The wind whistles about the tops of the great pine trees around us and swishes about the bells of my grandmother's wind chimes so that a song seems to always be playing. The air smells of the piney woods and of coffee and of rain somewhere down the road. He and I are nestled together on the front porch swing and he rocks me, tucked in against his side as he pushes us off the ground to go higher and higher. That man always was the best swing pusher in the country...if not the world. And he would sing to me, most of the time little ditties from when he was a kid, or a hymn, one of his favorites on the porch swing was 'Swing Low Sweet Chariot", but he would change the word 'chariot' to my name. He did that with all of his grandbabies.
It was like that until the day that he died. Every time I would come to visit, whether I was a baby or in my early twenties, whether he was sound of mind or lost in his own memories, he always asked me to go sit on that swing while he drank his coffee. He'd start by remarking about the weather, about the countryside, how East Texas is truly 'God's Country' and how I will move there some day along with my dad and the whole family. Then he'd sing for a bit. Then, when I was old enough to understand, he started crafting in words this wonderful life that he knew God had planned for me.
I could go to college at the local university and live with him and my grandma. I could drive him around town, and we could go on vacations together all across the states. I'd have a lovely job, a wonderful husband, and children of my own someday. And he would always leave himself out of that part of my story, because he knew somehow that he wouldn't be there, and he was at peace with it.

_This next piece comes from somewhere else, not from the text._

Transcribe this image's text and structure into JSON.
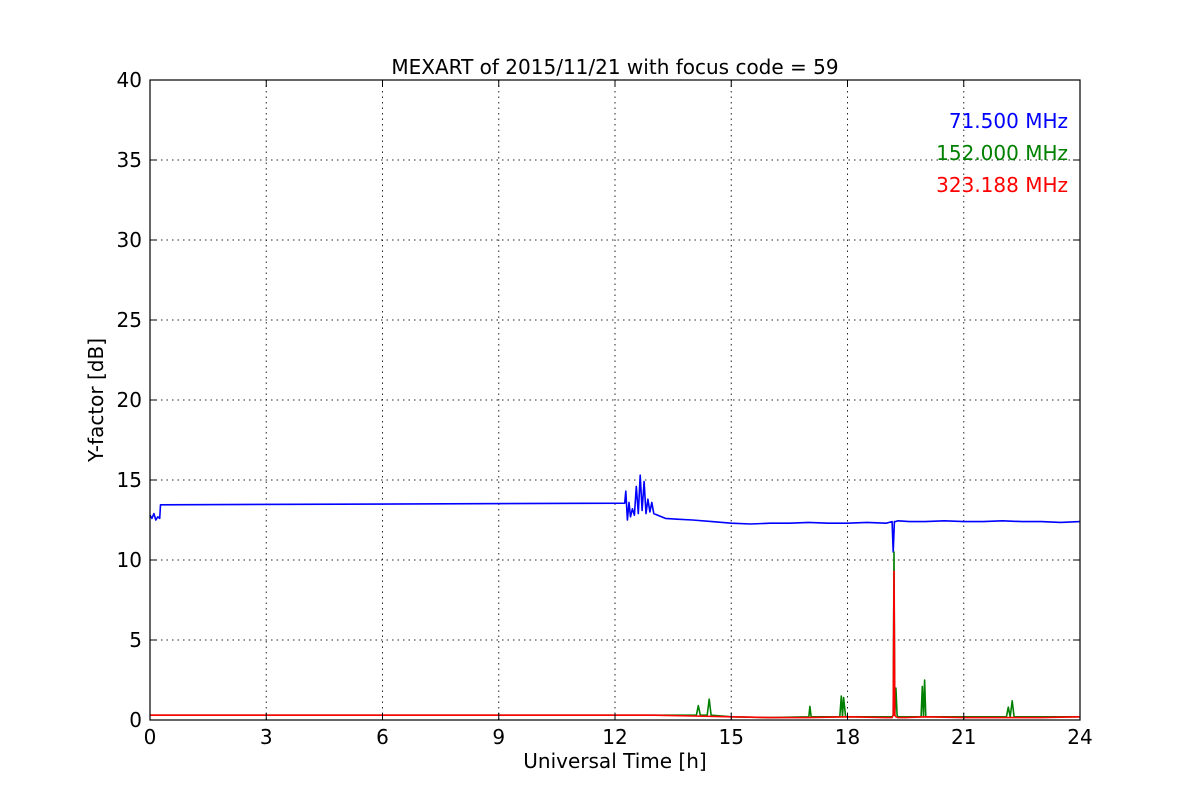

He never told me what to do or who to be. He always listened to what it was I said I wanted each and every time, and when I finally confessed that I wanted to be a music teacher he supported me more than anyone else in my life ever thought to, immediately thinking of the 'millions' of children's lives I could change for the better, the grand studio I could have at the local university, the summer programs.
The one thing that absolutely never changed, even when he had forgotten my name or exactly how I was related to him, is that he loved me, and he was proud of me.
The swing is still there. And we all go there when we miss him. On 'rainy days' when I'm feeling low, I tuck myself up in that memory and hold on tight. I'd live there if I could, but I know what he would say....I got to go live my marvelous life that God has planned for me. I can tell him all about it on some porch swing up in heaven, where he sits right now with his coffee waiting for my grandma, and probably swinging the little boy who's grave lays right beside his in the plot he bought all those years ago.